What you have to do
Return every line from the records below that has the word "takes".

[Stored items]
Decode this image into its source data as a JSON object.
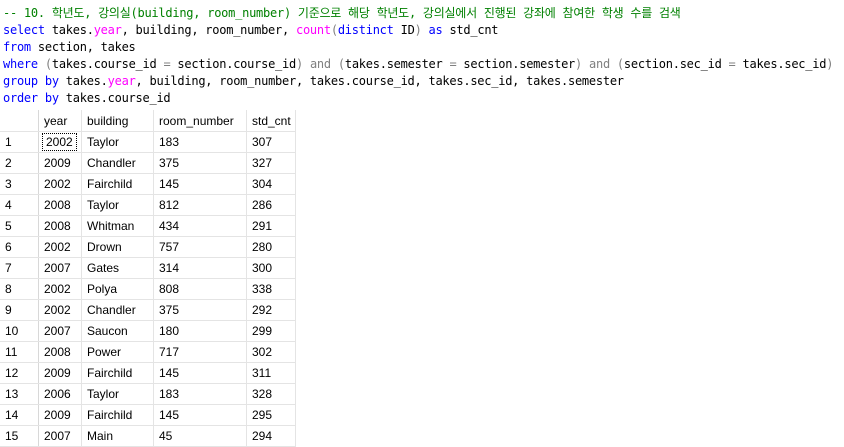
{
  "query_lines": [
    [
      {
        "t": "-- 10. 학년도, 강의실(building, room_number) 기준으로 해당 학년도, 강의실에서 진행된 강좌에 참여한 학생 수를 검색",
        "c": "cm"
      }
    ],
    [
      {
        "t": "select",
        "c": "kw"
      },
      {
        "t": " takes.",
        "c": "tx"
      },
      {
        "t": "year",
        "c": "fn"
      },
      {
        "t": ", building, room_number, ",
        "c": "tx"
      },
      {
        "t": "count",
        "c": "fn"
      },
      {
        "t": "(",
        "c": "op"
      },
      {
        "t": "distinct",
        "c": "kw"
      },
      {
        "t": " ID",
        "c": "tx"
      },
      {
        "t": ")",
        "c": "op"
      },
      {
        "t": " ",
        "c": "tx"
      },
      {
        "t": "as",
        "c": "kw"
      },
      {
        "t": " std_cnt",
        "c": "tx"
      }
    ],
    [
      {
        "t": "from",
        "c": "kw"
      },
      {
        "t": " section, takes",
        "c": "tx"
      }
    ],
    [
      {
        "t": "where",
        "c": "kw"
      },
      {
        "t": " ",
        "c": "tx"
      },
      {
        "t": "(",
        "c": "op"
      },
      {
        "t": "takes.course_id ",
        "c": "tx"
      },
      {
        "t": "=",
        "c": "op"
      },
      {
        "t": " section.course_id",
        "c": "tx"
      },
      {
        "t": ")",
        "c": "op"
      },
      {
        "t": " ",
        "c": "tx"
      },
      {
        "t": "and",
        "c": "op"
      },
      {
        "t": " ",
        "c": "tx"
      },
      {
        "t": "(",
        "c": "op"
      },
      {
        "t": "takes.semester ",
        "c": "tx"
      },
      {
        "t": "=",
        "c": "op"
      },
      {
        "t": " section.semester",
        "c": "tx"
      },
      {
        "t": ")",
        "c": "op"
      },
      {
        "t": " ",
        "c": "tx"
      },
      {
        "t": "and",
        "c": "op"
      },
      {
        "t": " ",
        "c": "tx"
      },
      {
        "t": "(",
        "c": "op"
      },
      {
        "t": "section.sec_id ",
        "c": "tx"
      },
      {
        "t": "=",
        "c": "op"
      },
      {
        "t": " takes.sec_id",
        "c": "tx"
      },
      {
        "t": ")",
        "c": "op"
      }
    ],
    [
      {
        "t": "group",
        "c": "kw"
      },
      {
        "t": " ",
        "c": "tx"
      },
      {
        "t": "by",
        "c": "kw"
      },
      {
        "t": " takes.",
        "c": "tx"
      },
      {
        "t": "year",
        "c": "fn"
      },
      {
        "t": ", building, room_number, takes.course_id, takes.sec_id, takes.semester",
        "c": "tx"
      }
    ],
    [
      {
        "t": "order",
        "c": "kw"
      },
      {
        "t": " ",
        "c": "tx"
      },
      {
        "t": "by",
        "c": "kw"
      },
      {
        "t": " takes.course_id",
        "c": "tx"
      }
    ]
  ],
  "results": {
    "columns": [
      "year",
      "building",
      "room_number",
      "std_cnt"
    ],
    "rows": [
      [
        "1",
        "2002",
        "Taylor",
        "183",
        "307"
      ],
      [
        "2",
        "2009",
        "Chandler",
        "375",
        "327"
      ],
      [
        "3",
        "2002",
        "Fairchild",
        "145",
        "304"
      ],
      [
        "4",
        "2008",
        "Taylor",
        "812",
        "286"
      ],
      [
        "5",
        "2008",
        "Whitman",
        "434",
        "291"
      ],
      [
        "6",
        "2002",
        "Drown",
        "757",
        "280"
      ],
      [
        "7",
        "2007",
        "Gates",
        "314",
        "300"
      ],
      [
        "8",
        "2002",
        "Polya",
        "808",
        "338"
      ],
      [
        "9",
        "2002",
        "Chandler",
        "375",
        "292"
      ],
      [
        "10",
        "2007",
        "Saucon",
        "180",
        "299"
      ],
      [
        "11",
        "2008",
        "Power",
        "717",
        "302"
      ],
      [
        "12",
        "2009",
        "Fairchild",
        "145",
        "311"
      ],
      [
        "13",
        "2006",
        "Taylor",
        "183",
        "328"
      ],
      [
        "14",
        "2009",
        "Fairchild",
        "145",
        "295"
      ],
      [
        "15",
        "2007",
        "Main",
        "45",
        "294"
      ]
    ]
  }
}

Answer
        "t": " takes.",
        "t": " section, takes",
        "t": "takes.course_id ",
        "t": "takes.semester ",
        "t": " takes.sec_id",
        "t": " takes.",
        "t": ", building, room_number, takes.course_id, takes.sec_id, takes.semester",
        "t": " takes.course_id",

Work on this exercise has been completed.